After processing, I scanned the negatives using an Epson V600 flatbed scanner, and made final adjustments to the scan in Adobe Lightroom.
Monday afternoon, Conway Scenic operated a work train out along the Redstone Branch in North Conway, NH.
After the train left the yard, I walked from my office in the North Conway station a few blocks east to the North-South Road that runs parallel to the Redstone line to make a few photos of the train on the branch.
The next day I sent them to the Conway Day Sun.
Yesterday, December 16, 2020, I was greeted by my photo on the front page of the paper! (Complete with credit and quote).
So I went back over to the newspaper’s offices to make a few photos of the newspaper boxes with the railroad in the distance, and then gave a copy to Dave Swirk, president & general manager of the railroad. I posed him in front of steam locomotive 7470, and then posted this to our facebook.

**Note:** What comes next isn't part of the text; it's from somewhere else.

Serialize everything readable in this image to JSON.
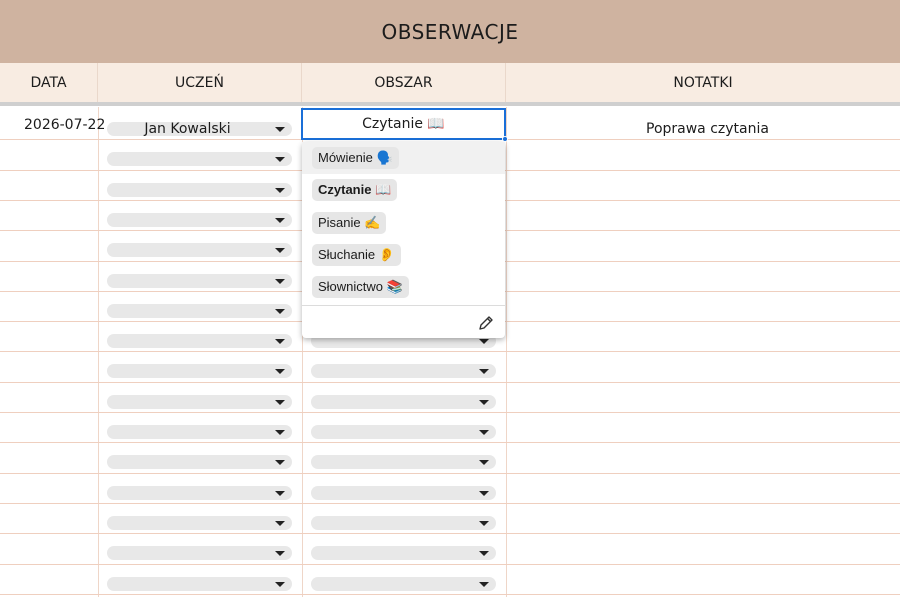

If all goes well, 7470 may be next up for its day in the Sun!
All photos were made using a FujiFilm XT1 with 16-55 Fujinon zoom lens.